--- Work request ---
Search the records for the word "ffffff" and pick out every line that has it.
**** Material provided
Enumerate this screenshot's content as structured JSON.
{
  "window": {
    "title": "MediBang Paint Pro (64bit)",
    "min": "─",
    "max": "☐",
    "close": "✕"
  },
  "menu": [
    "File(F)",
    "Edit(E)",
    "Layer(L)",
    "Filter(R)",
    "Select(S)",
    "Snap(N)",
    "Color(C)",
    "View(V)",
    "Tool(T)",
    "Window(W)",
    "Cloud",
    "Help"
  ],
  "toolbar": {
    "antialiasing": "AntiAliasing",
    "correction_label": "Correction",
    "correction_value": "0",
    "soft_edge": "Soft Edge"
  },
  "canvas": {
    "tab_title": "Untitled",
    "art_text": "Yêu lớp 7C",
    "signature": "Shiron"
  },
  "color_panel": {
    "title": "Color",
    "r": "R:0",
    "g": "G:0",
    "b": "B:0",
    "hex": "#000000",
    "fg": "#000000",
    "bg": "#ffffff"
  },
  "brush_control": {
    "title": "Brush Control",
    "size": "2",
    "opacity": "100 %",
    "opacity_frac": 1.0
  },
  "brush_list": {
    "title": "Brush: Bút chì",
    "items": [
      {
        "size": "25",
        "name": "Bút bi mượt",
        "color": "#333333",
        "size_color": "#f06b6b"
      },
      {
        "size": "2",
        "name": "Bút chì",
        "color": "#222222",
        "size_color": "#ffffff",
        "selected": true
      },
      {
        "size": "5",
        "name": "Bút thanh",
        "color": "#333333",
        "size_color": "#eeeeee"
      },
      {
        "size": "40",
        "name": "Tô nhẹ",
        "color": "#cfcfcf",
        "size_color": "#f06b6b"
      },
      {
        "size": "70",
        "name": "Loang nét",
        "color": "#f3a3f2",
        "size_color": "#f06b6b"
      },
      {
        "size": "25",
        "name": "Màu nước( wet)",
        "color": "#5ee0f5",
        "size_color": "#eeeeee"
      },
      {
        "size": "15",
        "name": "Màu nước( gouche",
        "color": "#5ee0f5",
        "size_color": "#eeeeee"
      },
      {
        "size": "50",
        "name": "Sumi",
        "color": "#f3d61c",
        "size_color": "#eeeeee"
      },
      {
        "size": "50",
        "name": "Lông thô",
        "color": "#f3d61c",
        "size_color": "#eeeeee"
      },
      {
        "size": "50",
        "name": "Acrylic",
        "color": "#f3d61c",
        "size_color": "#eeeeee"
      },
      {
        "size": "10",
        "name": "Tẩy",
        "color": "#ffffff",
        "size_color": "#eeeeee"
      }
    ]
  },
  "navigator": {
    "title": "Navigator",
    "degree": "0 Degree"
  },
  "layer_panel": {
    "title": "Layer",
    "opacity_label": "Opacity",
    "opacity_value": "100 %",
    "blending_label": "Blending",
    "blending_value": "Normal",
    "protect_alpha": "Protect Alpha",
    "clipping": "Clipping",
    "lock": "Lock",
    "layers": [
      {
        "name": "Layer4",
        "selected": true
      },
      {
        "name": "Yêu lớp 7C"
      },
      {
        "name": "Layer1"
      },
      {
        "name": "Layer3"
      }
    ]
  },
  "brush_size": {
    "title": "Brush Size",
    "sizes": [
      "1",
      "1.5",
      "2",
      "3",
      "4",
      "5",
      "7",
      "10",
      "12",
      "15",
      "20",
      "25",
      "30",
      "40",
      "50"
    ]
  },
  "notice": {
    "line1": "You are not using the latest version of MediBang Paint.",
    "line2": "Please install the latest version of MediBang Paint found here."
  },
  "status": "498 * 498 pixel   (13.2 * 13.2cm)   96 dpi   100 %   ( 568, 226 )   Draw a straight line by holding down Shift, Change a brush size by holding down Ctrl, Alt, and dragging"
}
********
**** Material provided
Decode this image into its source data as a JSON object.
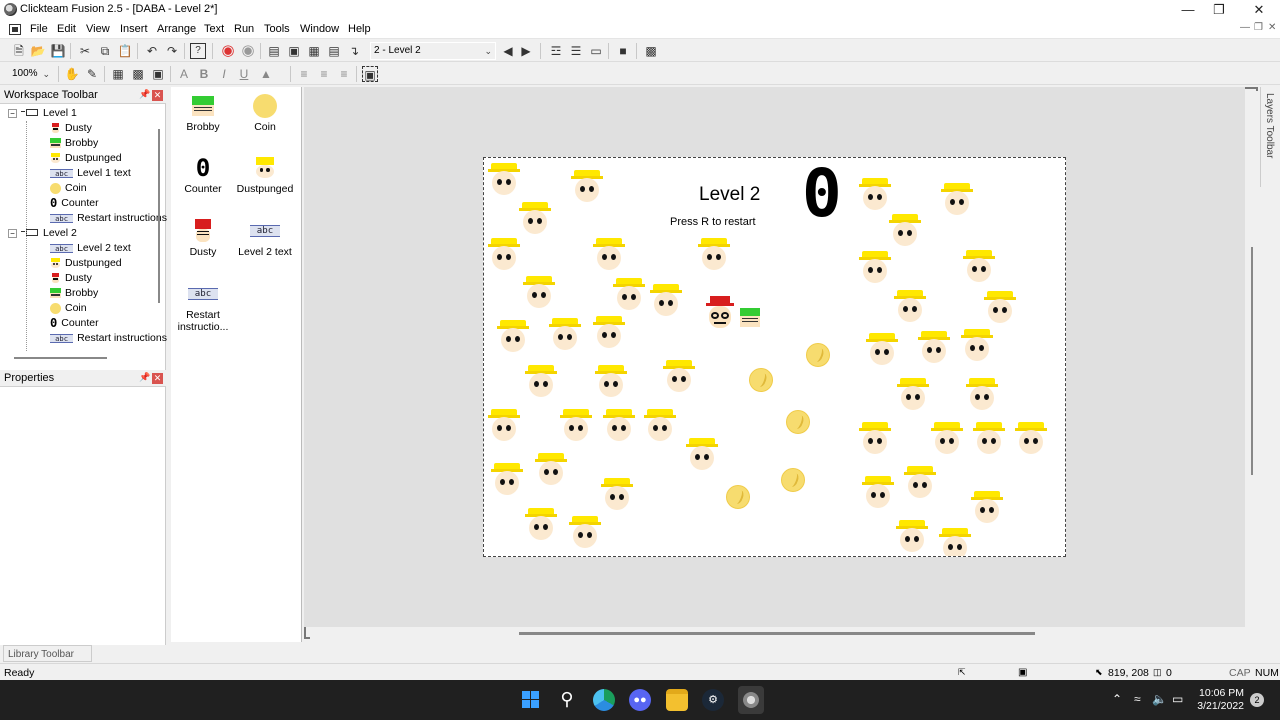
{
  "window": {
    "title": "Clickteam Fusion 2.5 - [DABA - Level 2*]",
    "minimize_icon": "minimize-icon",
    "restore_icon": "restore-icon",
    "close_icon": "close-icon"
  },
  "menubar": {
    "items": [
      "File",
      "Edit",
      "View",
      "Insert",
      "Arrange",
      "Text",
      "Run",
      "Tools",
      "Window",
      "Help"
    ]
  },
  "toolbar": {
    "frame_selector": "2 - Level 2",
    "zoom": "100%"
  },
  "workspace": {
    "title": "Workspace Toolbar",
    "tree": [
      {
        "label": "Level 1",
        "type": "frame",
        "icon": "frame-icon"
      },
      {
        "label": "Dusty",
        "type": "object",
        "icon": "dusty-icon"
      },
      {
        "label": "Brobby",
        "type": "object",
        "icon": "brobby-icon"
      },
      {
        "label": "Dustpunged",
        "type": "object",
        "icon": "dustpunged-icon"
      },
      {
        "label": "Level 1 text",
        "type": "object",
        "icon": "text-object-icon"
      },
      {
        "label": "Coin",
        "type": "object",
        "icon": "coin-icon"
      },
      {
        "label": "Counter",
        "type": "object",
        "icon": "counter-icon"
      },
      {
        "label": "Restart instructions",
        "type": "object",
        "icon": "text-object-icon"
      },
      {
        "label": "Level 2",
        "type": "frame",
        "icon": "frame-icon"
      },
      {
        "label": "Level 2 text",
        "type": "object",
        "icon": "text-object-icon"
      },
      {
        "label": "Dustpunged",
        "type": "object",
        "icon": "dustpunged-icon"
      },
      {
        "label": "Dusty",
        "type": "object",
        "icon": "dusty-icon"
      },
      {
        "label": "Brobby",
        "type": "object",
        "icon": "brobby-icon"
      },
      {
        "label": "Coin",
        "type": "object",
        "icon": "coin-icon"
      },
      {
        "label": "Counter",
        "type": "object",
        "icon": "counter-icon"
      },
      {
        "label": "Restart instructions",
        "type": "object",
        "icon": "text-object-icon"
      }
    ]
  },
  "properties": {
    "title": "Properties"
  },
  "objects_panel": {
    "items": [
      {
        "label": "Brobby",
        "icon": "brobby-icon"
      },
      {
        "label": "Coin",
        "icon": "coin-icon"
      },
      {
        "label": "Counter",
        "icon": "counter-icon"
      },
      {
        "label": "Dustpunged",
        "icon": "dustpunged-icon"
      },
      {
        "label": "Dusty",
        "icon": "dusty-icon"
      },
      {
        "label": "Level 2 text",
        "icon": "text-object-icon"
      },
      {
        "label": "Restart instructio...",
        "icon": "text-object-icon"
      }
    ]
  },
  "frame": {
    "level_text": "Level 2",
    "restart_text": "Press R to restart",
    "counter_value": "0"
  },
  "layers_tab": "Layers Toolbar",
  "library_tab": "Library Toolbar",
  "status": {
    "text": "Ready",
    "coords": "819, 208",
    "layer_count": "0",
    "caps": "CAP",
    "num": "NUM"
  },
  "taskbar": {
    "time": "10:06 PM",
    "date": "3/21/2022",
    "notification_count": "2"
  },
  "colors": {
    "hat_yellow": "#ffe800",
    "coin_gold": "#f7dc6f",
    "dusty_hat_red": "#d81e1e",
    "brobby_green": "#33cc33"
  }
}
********
--- Task output ---
    "bg": "#ffffff"
        "size_color": "#ffffff",
        "color": "#ffffff",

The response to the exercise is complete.